(THE DATA)

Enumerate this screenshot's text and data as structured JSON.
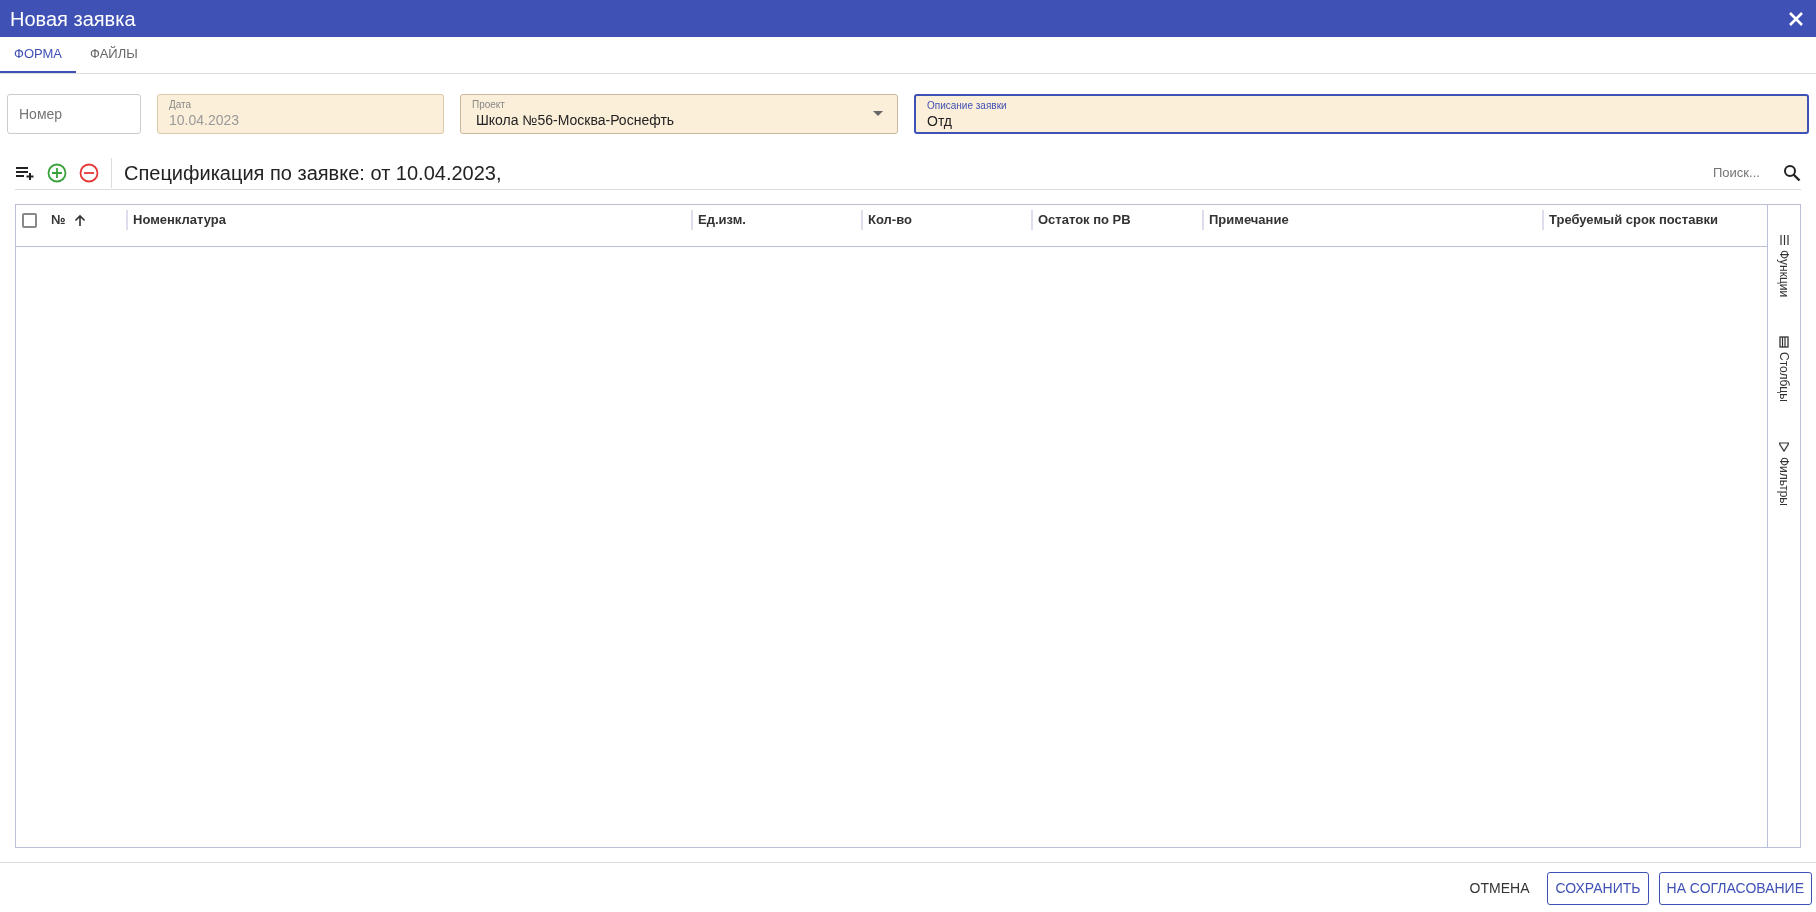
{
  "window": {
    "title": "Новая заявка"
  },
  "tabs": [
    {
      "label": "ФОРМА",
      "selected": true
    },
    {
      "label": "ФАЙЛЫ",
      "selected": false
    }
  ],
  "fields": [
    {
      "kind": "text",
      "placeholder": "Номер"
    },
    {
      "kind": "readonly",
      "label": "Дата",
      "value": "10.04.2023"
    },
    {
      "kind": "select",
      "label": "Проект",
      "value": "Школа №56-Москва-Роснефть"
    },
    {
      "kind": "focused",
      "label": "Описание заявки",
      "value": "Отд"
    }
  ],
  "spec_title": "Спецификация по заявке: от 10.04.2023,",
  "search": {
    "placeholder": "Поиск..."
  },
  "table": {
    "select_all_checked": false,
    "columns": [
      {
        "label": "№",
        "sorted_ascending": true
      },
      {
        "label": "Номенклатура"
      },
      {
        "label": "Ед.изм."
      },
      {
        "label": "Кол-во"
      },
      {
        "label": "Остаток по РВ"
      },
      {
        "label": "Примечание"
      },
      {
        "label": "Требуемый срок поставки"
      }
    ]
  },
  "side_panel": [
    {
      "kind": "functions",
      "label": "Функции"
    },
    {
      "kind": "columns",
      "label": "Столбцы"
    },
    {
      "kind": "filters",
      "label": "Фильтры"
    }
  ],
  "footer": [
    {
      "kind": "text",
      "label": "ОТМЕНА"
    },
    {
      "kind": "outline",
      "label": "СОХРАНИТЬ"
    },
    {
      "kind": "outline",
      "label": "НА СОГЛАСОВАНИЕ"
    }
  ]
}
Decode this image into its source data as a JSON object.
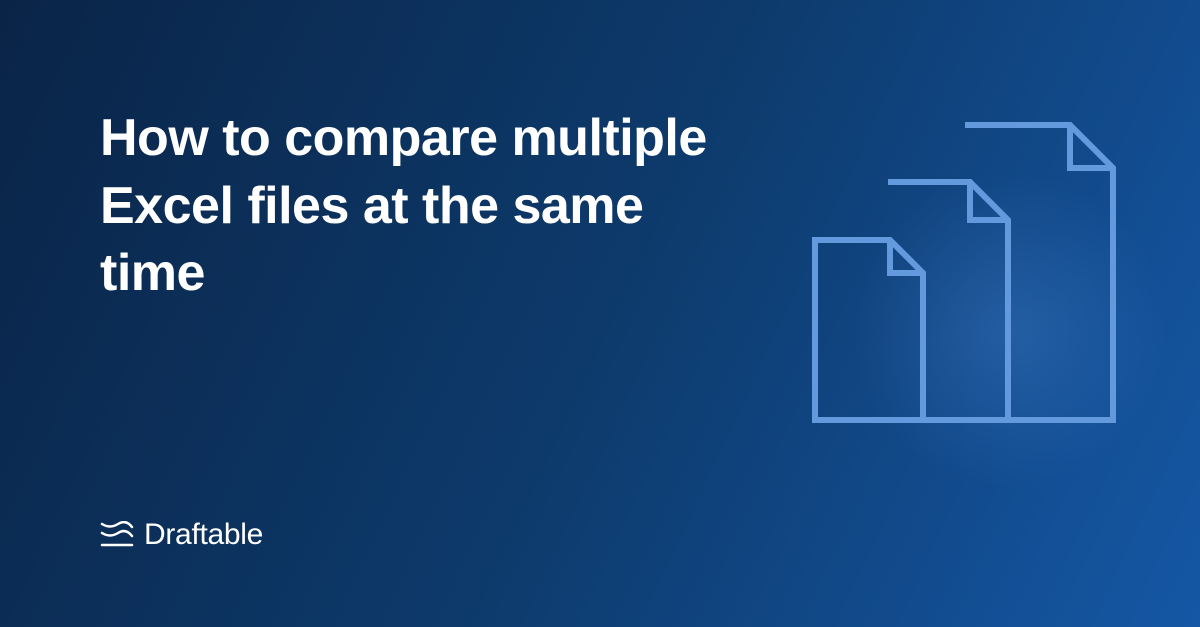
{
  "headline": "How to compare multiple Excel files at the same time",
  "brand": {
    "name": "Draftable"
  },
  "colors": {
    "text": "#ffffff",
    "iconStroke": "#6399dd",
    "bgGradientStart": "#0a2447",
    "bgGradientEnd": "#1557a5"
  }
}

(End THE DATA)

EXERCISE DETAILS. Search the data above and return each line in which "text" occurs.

TASK RESPONSE.
Enumerate this screenshot's text and data as structured JSON.
      "kind": "text",
      "kind": "text",
    "text": "#ffffff",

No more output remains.